> Task objective: Below are records; count the lines that hold the string "rest" and give only the count.

> The data:
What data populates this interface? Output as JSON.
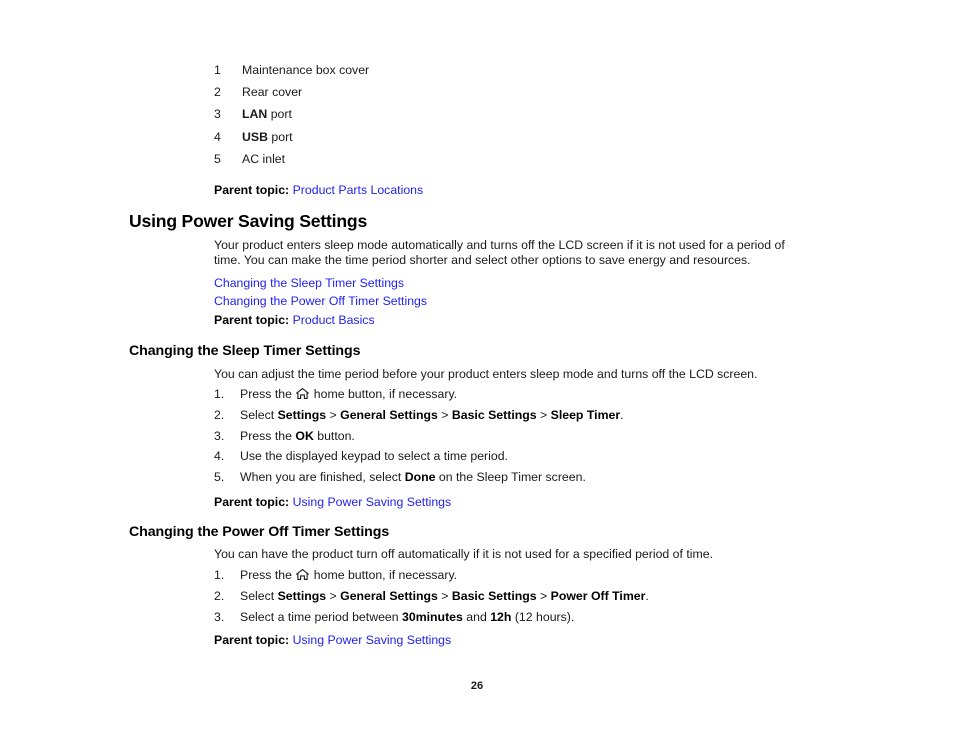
{
  "document": {
    "page_number": "26",
    "link_color": "#2222ee",
    "text_color": "#1a1a1a"
  },
  "parts_list": {
    "items": [
      {
        "num": "1",
        "label": "Maintenance box cover",
        "bold_prefix": "",
        "rest": "Maintenance box cover"
      },
      {
        "num": "2",
        "label": "Rear cover",
        "bold_prefix": "",
        "rest": "Rear cover"
      },
      {
        "num": "3",
        "label": "LAN port",
        "bold_prefix": "LAN",
        "rest": " port"
      },
      {
        "num": "4",
        "label": "USB port",
        "bold_prefix": "USB",
        "rest": " port"
      },
      {
        "num": "5",
        "label": "AC inlet",
        "bold_prefix": "",
        "rest": "AC inlet"
      }
    ]
  },
  "parent_topic_1": {
    "label": "Parent topic:",
    "link": "Product Parts Locations"
  },
  "section_power_saving": {
    "heading": "Using Power Saving Settings",
    "paragraph": "Your product enters sleep mode automatically and turns off the LCD screen if it is not used for a period of time. You can make the time period shorter and select other options to save energy and resources.",
    "links": [
      "Changing the Sleep Timer Settings",
      "Changing the Power Off Timer Settings"
    ],
    "parent_topic": {
      "label": "Parent topic:",
      "link": "Product Basics"
    }
  },
  "section_sleep_timer": {
    "heading": "Changing the Sleep Timer Settings",
    "paragraph": "You can adjust the time period before your product enters sleep mode and turns off the LCD screen.",
    "steps": [
      {
        "num": "1.",
        "parts": [
          {
            "t": "Press the ",
            "b": false
          },
          {
            "t": "home-icon",
            "icon": true
          },
          {
            "t": " home button, if necessary.",
            "b": false
          }
        ]
      },
      {
        "num": "2.",
        "parts": [
          {
            "t": "Select ",
            "b": false
          },
          {
            "t": "Settings",
            "b": true
          },
          {
            "t": " > ",
            "b": false
          },
          {
            "t": "General Settings",
            "b": true
          },
          {
            "t": " > ",
            "b": false
          },
          {
            "t": "Basic Settings",
            "b": true
          },
          {
            "t": " > ",
            "b": false
          },
          {
            "t": "Sleep Timer",
            "b": true
          },
          {
            "t": ".",
            "b": false
          }
        ]
      },
      {
        "num": "3.",
        "parts": [
          {
            "t": "Press the ",
            "b": false
          },
          {
            "t": "OK",
            "b": true
          },
          {
            "t": " button.",
            "b": false
          }
        ]
      },
      {
        "num": "4.",
        "parts": [
          {
            "t": "Use the displayed keypad to select a time period.",
            "b": false
          }
        ]
      },
      {
        "num": "5.",
        "parts": [
          {
            "t": "When you are finished, select ",
            "b": false
          },
          {
            "t": "Done",
            "b": true
          },
          {
            "t": " on the Sleep Timer screen.",
            "b": false
          }
        ]
      }
    ],
    "parent_topic": {
      "label": "Parent topic:",
      "link": "Using Power Saving Settings"
    }
  },
  "section_power_off_timer": {
    "heading": "Changing the Power Off Timer Settings",
    "paragraph": "You can have the product turn off automatically if it is not used for a specified period of time.",
    "steps": [
      {
        "num": "1.",
        "parts": [
          {
            "t": "Press the ",
            "b": false
          },
          {
            "t": "home-icon",
            "icon": true
          },
          {
            "t": " home button, if necessary.",
            "b": false
          }
        ]
      },
      {
        "num": "2.",
        "parts": [
          {
            "t": "Select ",
            "b": false
          },
          {
            "t": "Settings",
            "b": true
          },
          {
            "t": " > ",
            "b": false
          },
          {
            "t": "General Settings",
            "b": true
          },
          {
            "t": " > ",
            "b": false
          },
          {
            "t": "Basic Settings",
            "b": true
          },
          {
            "t": " > ",
            "b": false
          },
          {
            "t": "Power Off Timer",
            "b": true
          },
          {
            "t": ".",
            "b": false
          }
        ]
      },
      {
        "num": "3.",
        "parts": [
          {
            "t": "Select a time period between ",
            "b": false
          },
          {
            "t": "30minutes",
            "b": true
          },
          {
            "t": " and ",
            "b": false
          },
          {
            "t": "12h",
            "b": true
          },
          {
            "t": " (12 hours).",
            "b": false
          }
        ]
      }
    ],
    "parent_topic": {
      "label": "Parent topic:",
      "link": "Using Power Saving Settings"
    }
  }
}
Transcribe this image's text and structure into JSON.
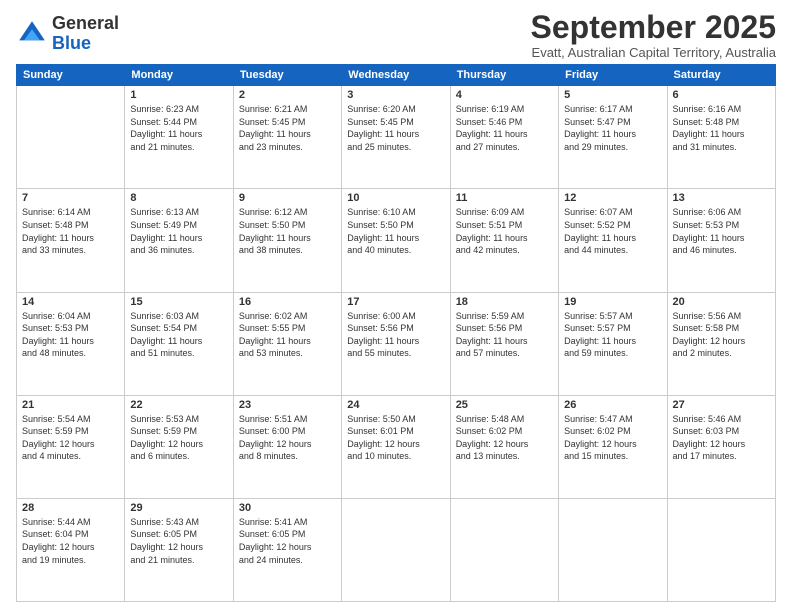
{
  "header": {
    "logo_line1": "General",
    "logo_line2": "Blue",
    "month": "September 2025",
    "location": "Evatt, Australian Capital Territory, Australia"
  },
  "days_of_week": [
    "Sunday",
    "Monday",
    "Tuesday",
    "Wednesday",
    "Thursday",
    "Friday",
    "Saturday"
  ],
  "weeks": [
    [
      {
        "day": "",
        "info": ""
      },
      {
        "day": "1",
        "info": "Sunrise: 6:23 AM\nSunset: 5:44 PM\nDaylight: 11 hours\nand 21 minutes."
      },
      {
        "day": "2",
        "info": "Sunrise: 6:21 AM\nSunset: 5:45 PM\nDaylight: 11 hours\nand 23 minutes."
      },
      {
        "day": "3",
        "info": "Sunrise: 6:20 AM\nSunset: 5:45 PM\nDaylight: 11 hours\nand 25 minutes."
      },
      {
        "day": "4",
        "info": "Sunrise: 6:19 AM\nSunset: 5:46 PM\nDaylight: 11 hours\nand 27 minutes."
      },
      {
        "day": "5",
        "info": "Sunrise: 6:17 AM\nSunset: 5:47 PM\nDaylight: 11 hours\nand 29 minutes."
      },
      {
        "day": "6",
        "info": "Sunrise: 6:16 AM\nSunset: 5:48 PM\nDaylight: 11 hours\nand 31 minutes."
      }
    ],
    [
      {
        "day": "7",
        "info": "Sunrise: 6:14 AM\nSunset: 5:48 PM\nDaylight: 11 hours\nand 33 minutes."
      },
      {
        "day": "8",
        "info": "Sunrise: 6:13 AM\nSunset: 5:49 PM\nDaylight: 11 hours\nand 36 minutes."
      },
      {
        "day": "9",
        "info": "Sunrise: 6:12 AM\nSunset: 5:50 PM\nDaylight: 11 hours\nand 38 minutes."
      },
      {
        "day": "10",
        "info": "Sunrise: 6:10 AM\nSunset: 5:50 PM\nDaylight: 11 hours\nand 40 minutes."
      },
      {
        "day": "11",
        "info": "Sunrise: 6:09 AM\nSunset: 5:51 PM\nDaylight: 11 hours\nand 42 minutes."
      },
      {
        "day": "12",
        "info": "Sunrise: 6:07 AM\nSunset: 5:52 PM\nDaylight: 11 hours\nand 44 minutes."
      },
      {
        "day": "13",
        "info": "Sunrise: 6:06 AM\nSunset: 5:53 PM\nDaylight: 11 hours\nand 46 minutes."
      }
    ],
    [
      {
        "day": "14",
        "info": "Sunrise: 6:04 AM\nSunset: 5:53 PM\nDaylight: 11 hours\nand 48 minutes."
      },
      {
        "day": "15",
        "info": "Sunrise: 6:03 AM\nSunset: 5:54 PM\nDaylight: 11 hours\nand 51 minutes."
      },
      {
        "day": "16",
        "info": "Sunrise: 6:02 AM\nSunset: 5:55 PM\nDaylight: 11 hours\nand 53 minutes."
      },
      {
        "day": "17",
        "info": "Sunrise: 6:00 AM\nSunset: 5:56 PM\nDaylight: 11 hours\nand 55 minutes."
      },
      {
        "day": "18",
        "info": "Sunrise: 5:59 AM\nSunset: 5:56 PM\nDaylight: 11 hours\nand 57 minutes."
      },
      {
        "day": "19",
        "info": "Sunrise: 5:57 AM\nSunset: 5:57 PM\nDaylight: 11 hours\nand 59 minutes."
      },
      {
        "day": "20",
        "info": "Sunrise: 5:56 AM\nSunset: 5:58 PM\nDaylight: 12 hours\nand 2 minutes."
      }
    ],
    [
      {
        "day": "21",
        "info": "Sunrise: 5:54 AM\nSunset: 5:59 PM\nDaylight: 12 hours\nand 4 minutes."
      },
      {
        "day": "22",
        "info": "Sunrise: 5:53 AM\nSunset: 5:59 PM\nDaylight: 12 hours\nand 6 minutes."
      },
      {
        "day": "23",
        "info": "Sunrise: 5:51 AM\nSunset: 6:00 PM\nDaylight: 12 hours\nand 8 minutes."
      },
      {
        "day": "24",
        "info": "Sunrise: 5:50 AM\nSunset: 6:01 PM\nDaylight: 12 hours\nand 10 minutes."
      },
      {
        "day": "25",
        "info": "Sunrise: 5:48 AM\nSunset: 6:02 PM\nDaylight: 12 hours\nand 13 minutes."
      },
      {
        "day": "26",
        "info": "Sunrise: 5:47 AM\nSunset: 6:02 PM\nDaylight: 12 hours\nand 15 minutes."
      },
      {
        "day": "27",
        "info": "Sunrise: 5:46 AM\nSunset: 6:03 PM\nDaylight: 12 hours\nand 17 minutes."
      }
    ],
    [
      {
        "day": "28",
        "info": "Sunrise: 5:44 AM\nSunset: 6:04 PM\nDaylight: 12 hours\nand 19 minutes."
      },
      {
        "day": "29",
        "info": "Sunrise: 5:43 AM\nSunset: 6:05 PM\nDaylight: 12 hours\nand 21 minutes."
      },
      {
        "day": "30",
        "info": "Sunrise: 5:41 AM\nSunset: 6:05 PM\nDaylight: 12 hours\nand 24 minutes."
      },
      {
        "day": "",
        "info": ""
      },
      {
        "day": "",
        "info": ""
      },
      {
        "day": "",
        "info": ""
      },
      {
        "day": "",
        "info": ""
      }
    ]
  ]
}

> Answer to this problem: 5